8 months ago

Is vermiculture a viable way to dispose of this bedding?



Yes. Not in a pit, but using worms to dispose of your pet's used bedding is a good idea. We raised pet rats for years, and routinely dumped the used bedding. The worms like regular inputs, and it's easy to start with a small system using what you have.

See: http://homeschool.priswell.com/rats/ratcomp.htm

You can enclose it all in a small bin, but I prefer keeping it outside in a shaded corner. Once the worms multiply to how much you put in, it will be like a never filling pile. You'll add something, and after a while, the pile won't grow any more, or just barely.
9 months ago
I'm not on a homestead, but I do end up with cooking fats that I certainly don't want to go down the drain. I have a few strategies.

I may find a place away from foot traffic in a corner of a garden, and pour the grease there on the ground. The local bacteria will eventually take care of it.

Another option is to collect and freeze it. During the winter, I may plop a glop of the fat in an area where the birds frequent, and they will nibble it down over the course of a few days. Some people tuck the fat into a pine cone and hang it up in a tree. Fat is hard to get in the winter, and they'll be happy to get it. The cold keeps it solid, or nearly so, and noticeable to the birds.

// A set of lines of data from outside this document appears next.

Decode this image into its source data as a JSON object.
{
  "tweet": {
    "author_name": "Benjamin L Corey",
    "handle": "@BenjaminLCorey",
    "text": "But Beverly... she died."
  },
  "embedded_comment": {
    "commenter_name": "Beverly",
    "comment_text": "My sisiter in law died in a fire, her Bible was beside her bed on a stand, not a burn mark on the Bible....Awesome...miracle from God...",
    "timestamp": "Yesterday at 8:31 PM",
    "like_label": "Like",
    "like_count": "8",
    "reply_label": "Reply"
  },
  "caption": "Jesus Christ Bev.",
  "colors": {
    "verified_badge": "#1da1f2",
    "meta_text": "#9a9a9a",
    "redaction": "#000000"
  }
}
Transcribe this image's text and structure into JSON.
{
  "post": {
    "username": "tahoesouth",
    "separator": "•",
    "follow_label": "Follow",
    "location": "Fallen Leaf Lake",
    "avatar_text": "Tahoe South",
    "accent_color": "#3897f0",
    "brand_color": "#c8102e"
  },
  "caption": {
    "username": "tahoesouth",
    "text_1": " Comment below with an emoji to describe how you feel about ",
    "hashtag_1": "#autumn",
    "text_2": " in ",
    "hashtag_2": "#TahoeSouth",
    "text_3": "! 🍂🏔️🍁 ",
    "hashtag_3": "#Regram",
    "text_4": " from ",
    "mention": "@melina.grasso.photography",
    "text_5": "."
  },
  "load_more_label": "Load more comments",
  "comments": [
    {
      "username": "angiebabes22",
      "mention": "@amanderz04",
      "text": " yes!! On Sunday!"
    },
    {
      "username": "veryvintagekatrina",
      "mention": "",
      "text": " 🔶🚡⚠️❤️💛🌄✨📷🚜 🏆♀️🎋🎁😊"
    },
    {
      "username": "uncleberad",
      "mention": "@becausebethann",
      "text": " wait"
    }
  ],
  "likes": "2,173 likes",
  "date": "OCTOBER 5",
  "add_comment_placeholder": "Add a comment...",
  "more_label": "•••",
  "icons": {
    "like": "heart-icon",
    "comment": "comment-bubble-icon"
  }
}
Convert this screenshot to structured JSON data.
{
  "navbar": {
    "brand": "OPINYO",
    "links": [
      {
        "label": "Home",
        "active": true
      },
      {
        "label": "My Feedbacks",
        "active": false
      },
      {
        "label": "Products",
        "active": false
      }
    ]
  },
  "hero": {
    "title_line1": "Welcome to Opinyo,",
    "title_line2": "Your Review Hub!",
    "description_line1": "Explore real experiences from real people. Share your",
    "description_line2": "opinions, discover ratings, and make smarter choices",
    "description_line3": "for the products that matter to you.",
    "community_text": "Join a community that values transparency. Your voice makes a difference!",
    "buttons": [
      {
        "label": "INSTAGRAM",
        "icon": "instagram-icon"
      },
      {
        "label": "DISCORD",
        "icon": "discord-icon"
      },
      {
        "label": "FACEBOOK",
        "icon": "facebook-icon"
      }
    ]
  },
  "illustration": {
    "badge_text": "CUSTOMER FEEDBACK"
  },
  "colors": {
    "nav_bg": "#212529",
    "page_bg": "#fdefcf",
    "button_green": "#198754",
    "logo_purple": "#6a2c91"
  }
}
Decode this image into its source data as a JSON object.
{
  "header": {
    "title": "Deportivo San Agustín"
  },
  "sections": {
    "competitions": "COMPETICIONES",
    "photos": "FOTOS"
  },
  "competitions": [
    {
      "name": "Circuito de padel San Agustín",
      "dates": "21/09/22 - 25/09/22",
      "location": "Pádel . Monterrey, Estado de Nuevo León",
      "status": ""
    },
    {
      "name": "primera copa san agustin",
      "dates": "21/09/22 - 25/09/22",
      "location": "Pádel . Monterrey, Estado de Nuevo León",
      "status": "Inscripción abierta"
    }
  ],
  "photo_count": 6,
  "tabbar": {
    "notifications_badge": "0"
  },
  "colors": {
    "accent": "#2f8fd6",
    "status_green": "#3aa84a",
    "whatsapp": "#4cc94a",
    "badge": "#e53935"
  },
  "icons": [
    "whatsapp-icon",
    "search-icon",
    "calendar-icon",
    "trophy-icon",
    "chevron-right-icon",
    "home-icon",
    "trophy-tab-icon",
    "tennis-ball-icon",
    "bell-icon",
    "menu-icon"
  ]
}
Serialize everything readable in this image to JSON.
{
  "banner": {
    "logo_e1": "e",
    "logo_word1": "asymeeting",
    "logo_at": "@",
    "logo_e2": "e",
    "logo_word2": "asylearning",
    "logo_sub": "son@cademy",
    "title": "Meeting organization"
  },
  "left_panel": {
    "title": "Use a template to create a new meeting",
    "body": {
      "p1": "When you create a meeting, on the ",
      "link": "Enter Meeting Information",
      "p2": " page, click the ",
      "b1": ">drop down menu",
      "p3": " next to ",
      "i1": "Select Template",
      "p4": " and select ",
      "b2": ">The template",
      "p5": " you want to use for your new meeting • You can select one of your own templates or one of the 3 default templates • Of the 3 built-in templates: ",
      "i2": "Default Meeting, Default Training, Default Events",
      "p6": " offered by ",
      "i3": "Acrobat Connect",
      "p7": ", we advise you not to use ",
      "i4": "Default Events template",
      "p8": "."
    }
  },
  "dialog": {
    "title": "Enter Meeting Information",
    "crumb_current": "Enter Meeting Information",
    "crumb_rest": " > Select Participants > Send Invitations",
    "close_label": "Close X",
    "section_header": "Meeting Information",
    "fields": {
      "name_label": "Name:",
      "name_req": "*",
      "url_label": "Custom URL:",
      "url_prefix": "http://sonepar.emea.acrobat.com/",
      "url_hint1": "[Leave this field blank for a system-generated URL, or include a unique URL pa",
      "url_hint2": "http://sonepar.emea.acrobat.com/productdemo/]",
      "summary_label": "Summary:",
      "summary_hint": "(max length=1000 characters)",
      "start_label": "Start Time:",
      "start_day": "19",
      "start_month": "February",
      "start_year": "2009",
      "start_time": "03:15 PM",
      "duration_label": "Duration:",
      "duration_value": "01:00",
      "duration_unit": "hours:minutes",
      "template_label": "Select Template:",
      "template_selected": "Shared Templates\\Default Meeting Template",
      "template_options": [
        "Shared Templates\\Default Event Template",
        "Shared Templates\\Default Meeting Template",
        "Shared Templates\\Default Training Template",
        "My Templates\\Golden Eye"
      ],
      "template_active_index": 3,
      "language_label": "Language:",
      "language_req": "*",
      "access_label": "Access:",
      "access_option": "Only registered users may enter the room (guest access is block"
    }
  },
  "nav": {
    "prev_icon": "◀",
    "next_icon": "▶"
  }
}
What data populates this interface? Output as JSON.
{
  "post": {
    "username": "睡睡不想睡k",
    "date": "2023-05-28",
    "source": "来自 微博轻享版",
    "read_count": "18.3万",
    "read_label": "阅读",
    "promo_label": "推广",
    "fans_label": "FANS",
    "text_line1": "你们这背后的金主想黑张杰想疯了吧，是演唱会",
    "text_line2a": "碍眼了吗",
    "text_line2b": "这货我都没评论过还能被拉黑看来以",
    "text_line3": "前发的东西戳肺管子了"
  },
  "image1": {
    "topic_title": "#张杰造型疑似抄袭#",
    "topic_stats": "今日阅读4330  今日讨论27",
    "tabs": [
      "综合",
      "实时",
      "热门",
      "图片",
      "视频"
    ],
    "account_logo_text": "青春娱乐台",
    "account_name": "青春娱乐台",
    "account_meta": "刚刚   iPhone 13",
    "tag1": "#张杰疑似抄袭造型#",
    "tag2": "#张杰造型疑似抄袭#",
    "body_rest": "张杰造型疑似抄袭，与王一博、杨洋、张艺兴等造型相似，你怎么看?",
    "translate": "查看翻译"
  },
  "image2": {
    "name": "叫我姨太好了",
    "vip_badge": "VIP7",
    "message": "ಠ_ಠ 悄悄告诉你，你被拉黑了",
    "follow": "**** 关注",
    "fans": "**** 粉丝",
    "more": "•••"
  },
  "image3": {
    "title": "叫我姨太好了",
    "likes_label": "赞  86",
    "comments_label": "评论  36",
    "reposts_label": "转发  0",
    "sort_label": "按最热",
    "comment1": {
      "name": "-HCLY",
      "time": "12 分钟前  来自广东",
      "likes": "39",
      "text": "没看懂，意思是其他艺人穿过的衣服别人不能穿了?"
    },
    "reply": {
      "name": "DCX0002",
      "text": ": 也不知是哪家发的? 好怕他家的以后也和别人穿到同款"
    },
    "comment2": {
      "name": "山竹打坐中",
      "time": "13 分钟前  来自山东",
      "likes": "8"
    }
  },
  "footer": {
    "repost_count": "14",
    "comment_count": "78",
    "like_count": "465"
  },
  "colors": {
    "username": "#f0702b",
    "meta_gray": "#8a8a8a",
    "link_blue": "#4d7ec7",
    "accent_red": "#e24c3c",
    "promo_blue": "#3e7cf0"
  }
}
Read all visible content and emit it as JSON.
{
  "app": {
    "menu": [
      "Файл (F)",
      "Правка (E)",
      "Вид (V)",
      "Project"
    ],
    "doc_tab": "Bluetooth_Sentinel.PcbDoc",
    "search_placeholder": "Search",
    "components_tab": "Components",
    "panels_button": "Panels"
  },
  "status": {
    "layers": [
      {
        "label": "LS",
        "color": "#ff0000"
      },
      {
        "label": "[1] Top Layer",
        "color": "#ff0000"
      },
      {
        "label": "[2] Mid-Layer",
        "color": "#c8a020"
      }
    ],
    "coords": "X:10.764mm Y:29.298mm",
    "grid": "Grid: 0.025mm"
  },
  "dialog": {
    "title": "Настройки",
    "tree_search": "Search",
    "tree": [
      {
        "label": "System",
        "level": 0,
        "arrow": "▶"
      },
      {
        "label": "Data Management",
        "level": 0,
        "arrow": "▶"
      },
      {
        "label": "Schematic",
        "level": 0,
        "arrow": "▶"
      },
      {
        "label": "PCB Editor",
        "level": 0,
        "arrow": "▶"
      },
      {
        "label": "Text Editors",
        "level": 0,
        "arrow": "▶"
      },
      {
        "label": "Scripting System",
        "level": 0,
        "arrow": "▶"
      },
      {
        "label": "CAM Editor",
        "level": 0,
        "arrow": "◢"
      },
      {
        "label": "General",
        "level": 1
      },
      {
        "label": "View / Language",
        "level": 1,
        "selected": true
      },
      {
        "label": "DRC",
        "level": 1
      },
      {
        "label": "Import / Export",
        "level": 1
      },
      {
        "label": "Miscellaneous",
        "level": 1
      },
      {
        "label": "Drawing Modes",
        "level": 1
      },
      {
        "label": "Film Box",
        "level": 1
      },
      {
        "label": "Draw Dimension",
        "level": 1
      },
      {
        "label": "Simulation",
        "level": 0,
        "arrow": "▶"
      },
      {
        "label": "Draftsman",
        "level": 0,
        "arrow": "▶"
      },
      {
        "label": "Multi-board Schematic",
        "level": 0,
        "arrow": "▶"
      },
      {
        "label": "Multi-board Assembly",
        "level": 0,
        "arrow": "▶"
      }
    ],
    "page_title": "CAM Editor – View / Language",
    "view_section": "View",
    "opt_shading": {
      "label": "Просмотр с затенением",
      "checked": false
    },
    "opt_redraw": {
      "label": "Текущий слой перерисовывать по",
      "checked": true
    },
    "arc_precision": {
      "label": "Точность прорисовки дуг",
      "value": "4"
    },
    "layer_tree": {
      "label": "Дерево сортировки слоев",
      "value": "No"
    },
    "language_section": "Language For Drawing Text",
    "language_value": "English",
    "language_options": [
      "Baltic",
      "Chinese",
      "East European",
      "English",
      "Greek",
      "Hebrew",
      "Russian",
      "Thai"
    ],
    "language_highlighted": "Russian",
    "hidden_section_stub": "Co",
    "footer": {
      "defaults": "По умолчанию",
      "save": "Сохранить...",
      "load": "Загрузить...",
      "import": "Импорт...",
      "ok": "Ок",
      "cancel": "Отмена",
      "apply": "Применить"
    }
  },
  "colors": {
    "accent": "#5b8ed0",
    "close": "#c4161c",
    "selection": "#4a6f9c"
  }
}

My other strategy is to either pour or glop a chunk of the fat in a corner of my worm bin, buried a few inches down to discourage smells. Yes, worms will eat the fat. Worms will eat nearly anything biodegradable. I put it in a corner so that they can go get it if they want, and stay away if they don't. Also, being limited to a corner, they can lead in mouth first and back away if they want to keep the fat off of their bodies.
9 months ago